WHAT IS REQUIRED
Would you please give every entry again exactly, without the pictures?
Segment Open
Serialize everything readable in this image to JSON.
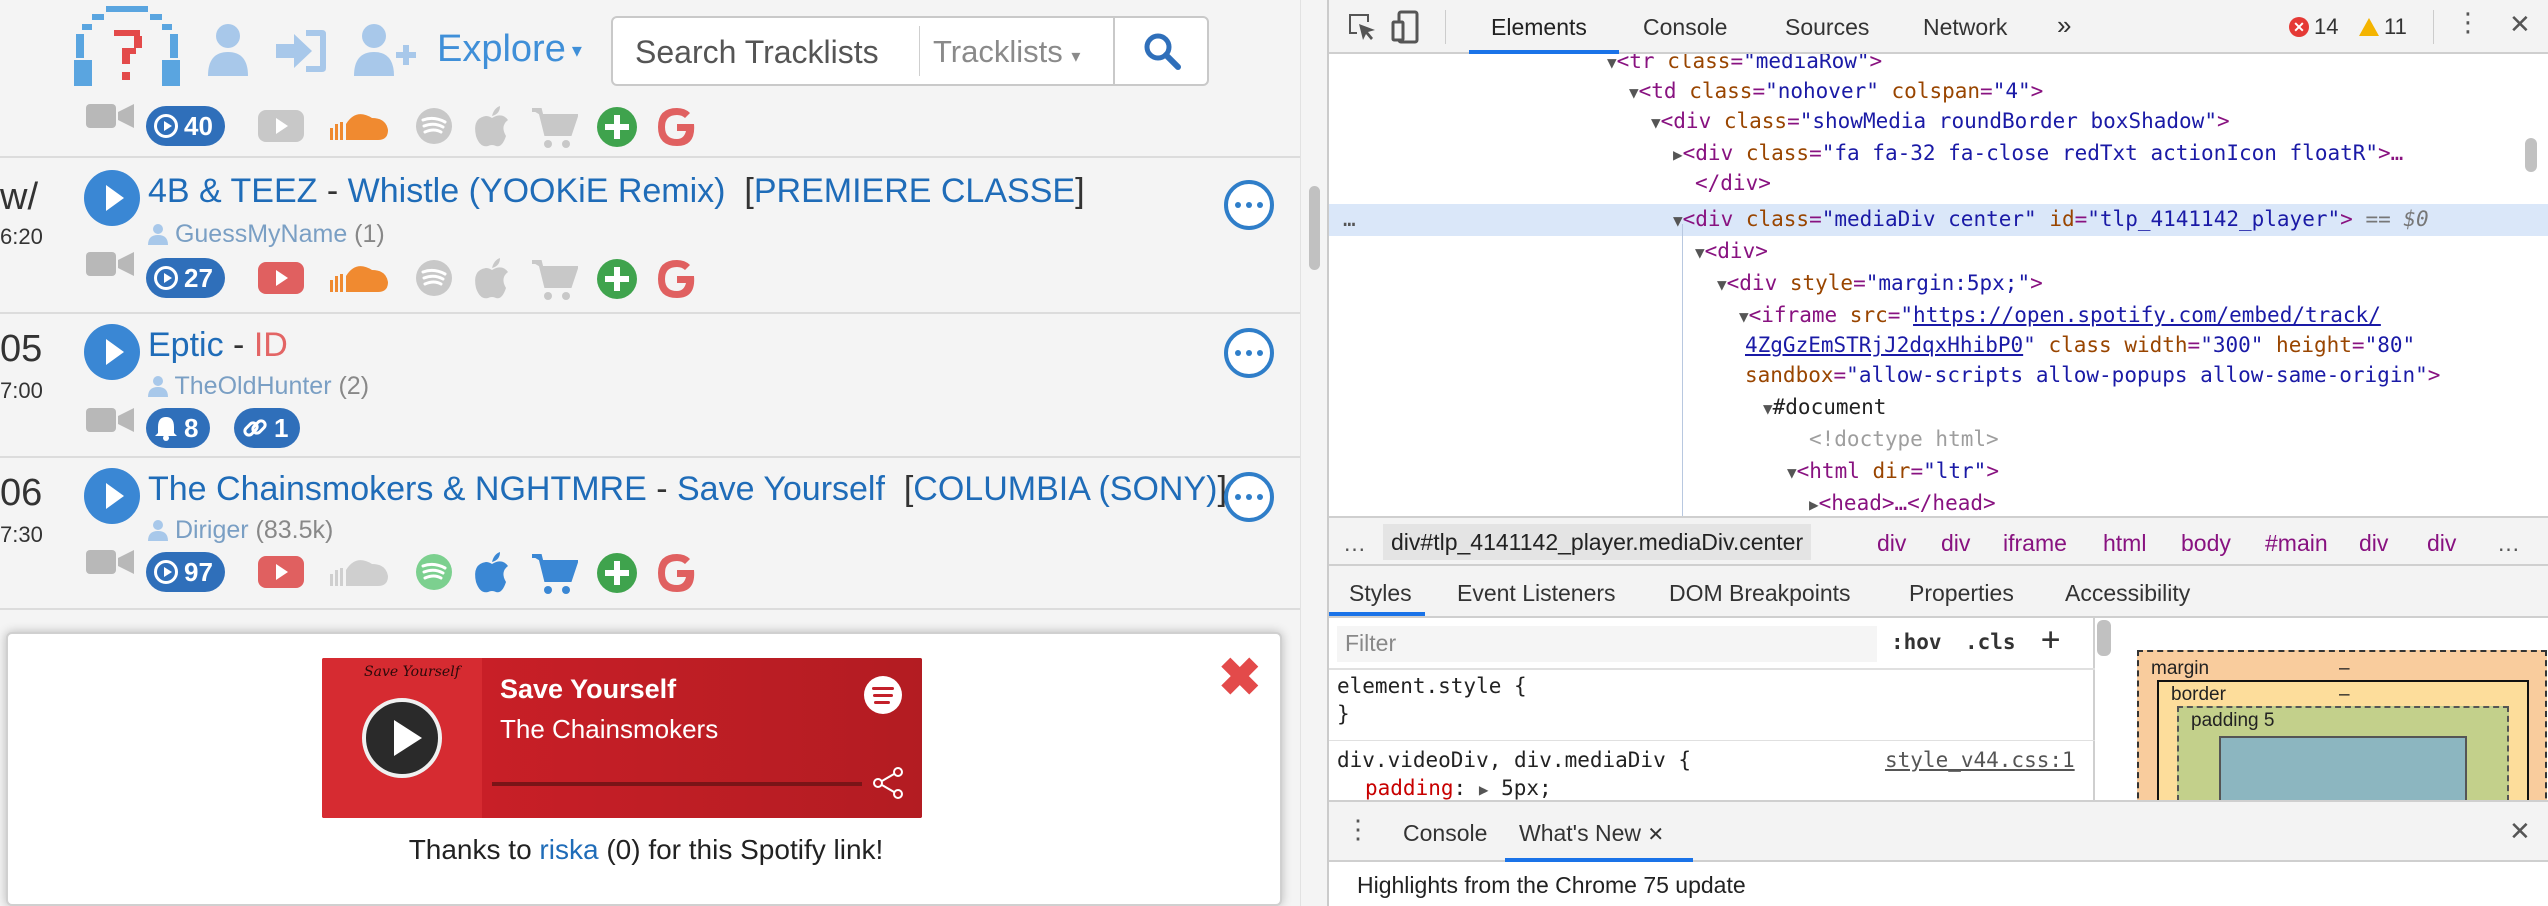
{
  "site": {
    "nav": {
      "explore_label": "Explore",
      "explore_caret": "▾"
    },
    "search": {
      "placeholder": "Search Tracklists",
      "scope": "Tracklists",
      "scope_caret": "▾"
    },
    "rows": [
      {
        "num": "",
        "time": "",
        "artist": "",
        "title": "",
        "user": "",
        "user_count": "",
        "pill": "40"
      },
      {
        "num": "w/",
        "time": "6:20",
        "artist": "4B & TEEZ",
        "dash": " - ",
        "name_a": "Whistle (",
        "name_b": "YOOKiE Remix",
        "name_c": ")",
        "label_open": "[",
        "label": "PREMIERE CLASSE",
        "label_close": "]",
        "user": "GuessMyName",
        "user_count": "(1)",
        "pill": "27"
      },
      {
        "num": "05",
        "time": "7:00",
        "artist": "Eptic",
        "dash": " - ",
        "id_label": "ID",
        "user": "TheOldHunter",
        "user_count": "(2)",
        "pill_bell": "8",
        "pill_link": "1"
      },
      {
        "num": "06",
        "time": "7:30",
        "artist": "The Chainsmokers & NGHTMRE",
        "dash": " - ",
        "name_a": "Save Yourself",
        "label_open": "[",
        "label": "COLUMBIA (SONY)",
        "label_close": "]",
        "user": "Diriger",
        "user_count": "(83.5k)",
        "pill": "97"
      }
    ],
    "popup": {
      "close": "✖",
      "art_title": "Save Yourself",
      "player_title": "Save Yourself",
      "player_artist": "The Chainsmokers",
      "thanks_before": "Thanks to ",
      "thanks_user": "riska",
      "thanks_after": " (0) for this Spotify link!"
    }
  },
  "devtools": {
    "tabs": [
      "Elements",
      "Console",
      "Sources",
      "Network"
    ],
    "more_tabs": "»",
    "errors": "14",
    "warnings": "11",
    "dom": {
      "l1_tag": "<tr ",
      "l1_attr": "class",
      "l1_val": "\"mediaRow\"",
      "l1_end": ">",
      "l2_tag": "<td ",
      "l2_attr1": "class",
      "l2_val1": "\"nohover\"",
      "l2_attr2": " colspan",
      "l2_val2": "\"4\"",
      "l2_end": ">",
      "l3_tag": "<div ",
      "l3_attr": "class",
      "l3_val": "\"showMedia roundBorder boxShadow\"",
      "l3_end": ">",
      "l4_tag": "<div ",
      "l4_attr": "class",
      "l4_val": "\"fa fa-32 fa-close redTxt actionIcon floatR\"",
      "l4_end": ">…",
      "l5": "</div>",
      "l6_tag": "<div ",
      "l6_attr1": "class",
      "l6_val1": "\"mediaDiv center\"",
      "l6_attr2": " id",
      "l6_val2": "\"tlp_4141142_player\"",
      "l6_end": ">",
      "l6_eq": " == $0",
      "l7": "<div>",
      "l8_tag": "<div ",
      "l8_attr": "style",
      "l8_val": "\"margin:5px;\"",
      "l8_end": ">",
      "l9_tag": "<iframe ",
      "l9_attr": "src",
      "l9_val_a": "\"",
      "l9_link": "https://open.spotify.com/embed/track/",
      "l10_link": "4ZgGzEmSTRjJ2dqxHhibP0",
      "l10_rest_a": "\" ",
      "l10_attr1": "class",
      "l10_attr2": " width",
      "l10_val2": "\"300\"",
      "l10_attr3": " height",
      "l10_val3": "\"80\"",
      "l11_attr": "sandbox",
      "l11_val": "\"allow-scripts allow-popups allow-same-origin\"",
      "l11_end": ">",
      "l12": "#document",
      "l13": "<!doctype html>",
      "l14_tag": "<html ",
      "l14_attr": "dir",
      "l14_val": "\"ltr\"",
      "l14_end": ">",
      "l15": "<head>…</head>"
    },
    "breadcrumb": [
      "div#tlp_4141142_player.mediaDiv.center",
      "div",
      "div",
      "iframe",
      "html",
      "body",
      "#main",
      "div",
      "div"
    ],
    "bc_more": "…",
    "sub_tabs": [
      "Styles",
      "Event Listeners",
      "DOM Breakpoints",
      "Properties",
      "Accessibility"
    ],
    "styles": {
      "filter_placeholder": "Filter",
      "hov": ":hov",
      "cls": ".cls",
      "plus": "+",
      "rule1_sel": "element.style {",
      "rule1_end": "}",
      "rule2_sel": "div.videoDiv, div.mediaDiv {",
      "rule2_src": "style_v44.css:1",
      "rule2_prop": "padding",
      "rule2_val": "5px;"
    },
    "box_model": {
      "margin": "margin",
      "margin_val": "–",
      "border": "border",
      "border_val": "–",
      "padding": "padding 5"
    },
    "drawer_tabs": [
      "Console",
      "What's New"
    ],
    "drawer_close": "✕",
    "drawer_text": "Highlights from the Chrome 75 update"
  }
}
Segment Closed
ANSWER BOX
Serialize everything readable in this image to JSON.
{
  "site": {
    "nav": {
      "explore_label": "Explore",
      "explore_caret": "▾"
    },
    "search": {
      "placeholder": "Search Tracklists",
      "scope": "Tracklists",
      "scope_caret": "▾"
    },
    "rows": [
      {
        "num": "",
        "time": "",
        "artist": "",
        "title": "",
        "user": "",
        "user_count": "",
        "pill": "40"
      },
      {
        "num": "w/",
        "time": "6:20",
        "artist": "4B & TEEZ",
        "dash": " - ",
        "name_a": "Whistle (",
        "name_b": "YOOKiE Remix",
        "name_c": ")",
        "label_open": "[",
        "label": "PREMIERE CLASSE",
        "label_close": "]",
        "user": "GuessMyName",
        "user_count": "(1)",
        "pill": "27"
      },
      {
        "num": "05",
        "time": "7:00",
        "artist": "Eptic",
        "dash": " - ",
        "id_label": "ID",
        "user": "TheOldHunter",
        "user_count": "(2)",
        "pill_bell": "8",
        "pill_link": "1"
      },
      {
        "num": "06",
        "time": "7:30",
        "artist": "The Chainsmokers & NGHTMRE",
        "dash": " - ",
        "name_a": "Save Yourself",
        "label_open": "[",
        "label": "COLUMBIA (SONY)",
        "label_close": "]",
        "user": "Diriger",
        "user_count": "(83.5k)",
        "pill": "97"
      }
    ],
    "popup": {
      "close": "✖",
      "art_title": "Save Yourself",
      "player_title": "Save Yourself",
      "player_artist": "The Chainsmokers",
      "thanks_before": "Thanks to ",
      "thanks_user": "riska",
      "thanks_after": " (0) for this Spotify link!"
    }
  },
  "devtools": {
    "tabs": [
      "Elements",
      "Console",
      "Sources",
      "Network"
    ],
    "more_tabs": "»",
    "errors": "14",
    "warnings": "11",
    "dom": {
      "l1_tag": "<tr ",
      "l1_attr": "class",
      "l1_val": "\"mediaRow\"",
      "l1_end": ">",
      "l2_tag": "<td ",
      "l2_attr1": "class",
      "l2_val1": "\"nohover\"",
      "l2_attr2": " colspan",
      "l2_val2": "\"4\"",
      "l2_end": ">",
      "l3_tag": "<div ",
      "l3_attr": "class",
      "l3_val": "\"showMedia roundBorder boxShadow\"",
      "l3_end": ">",
      "l4_tag": "<div ",
      "l4_attr": "class",
      "l4_val": "\"fa fa-32 fa-close redTxt actionIcon floatR\"",
      "l4_end": ">…",
      "l5": "</div>",
      "l6_tag": "<div ",
      "l6_attr1": "class",
      "l6_val1": "\"mediaDiv center\"",
      "l6_attr2": " id",
      "l6_val2": "\"tlp_4141142_player\"",
      "l6_end": ">",
      "l6_eq": " == $0",
      "l7": "<div>",
      "l8_tag": "<div ",
      "l8_attr": "style",
      "l8_val": "\"margin:5px;\"",
      "l8_end": ">",
      "l9_tag": "<iframe ",
      "l9_attr": "src",
      "l9_val_a": "\"",
      "l9_link": "https://open.spotify.com/embed/track/",
      "l10_link": "4ZgGzEmSTRjJ2dqxHhibP0",
      "l10_rest_a": "\" ",
      "l10_attr1": "class",
      "l10_attr2": " width",
      "l10_val2": "\"300\"",
      "l10_attr3": " height",
      "l10_val3": "\"80\"",
      "l11_attr": "sandbox",
      "l11_val": "\"allow-scripts allow-popups allow-same-origin\"",
      "l11_end": ">",
      "l12": "#document",
      "l13": "<!doctype html>",
      "l14_tag": "<html ",
      "l14_attr": "dir",
      "l14_val": "\"ltr\"",
      "l14_end": ">",
      "l15": "<head>…</head>"
    },
    "breadcrumb": [
      "div#tlp_4141142_player.mediaDiv.center",
      "div",
      "div",
      "iframe",
      "html",
      "body",
      "#main",
      "div",
      "div"
    ],
    "bc_more": "…",
    "sub_tabs": [
      "Styles",
      "Event Listeners",
      "DOM Breakpoints",
      "Properties",
      "Accessibility"
    ],
    "styles": {
      "filter_placeholder": "Filter",
      "hov": ":hov",
      "cls": ".cls",
      "plus": "+",
      "rule1_sel": "element.style {",
      "rule1_end": "}",
      "rule2_sel": "div.videoDiv, div.mediaDiv {",
      "rule2_src": "style_v44.css:1",
      "rule2_prop": "padding",
      "rule2_val": "5px;"
    },
    "box_model": {
      "margin": "margin",
      "margin_val": "–",
      "border": "border",
      "border_val": "–",
      "padding": "padding 5"
    },
    "drawer_tabs": [
      "Console",
      "What's New"
    ],
    "drawer_close": "✕",
    "drawer_text": "Highlights from the Chrome 75 update"
  }
}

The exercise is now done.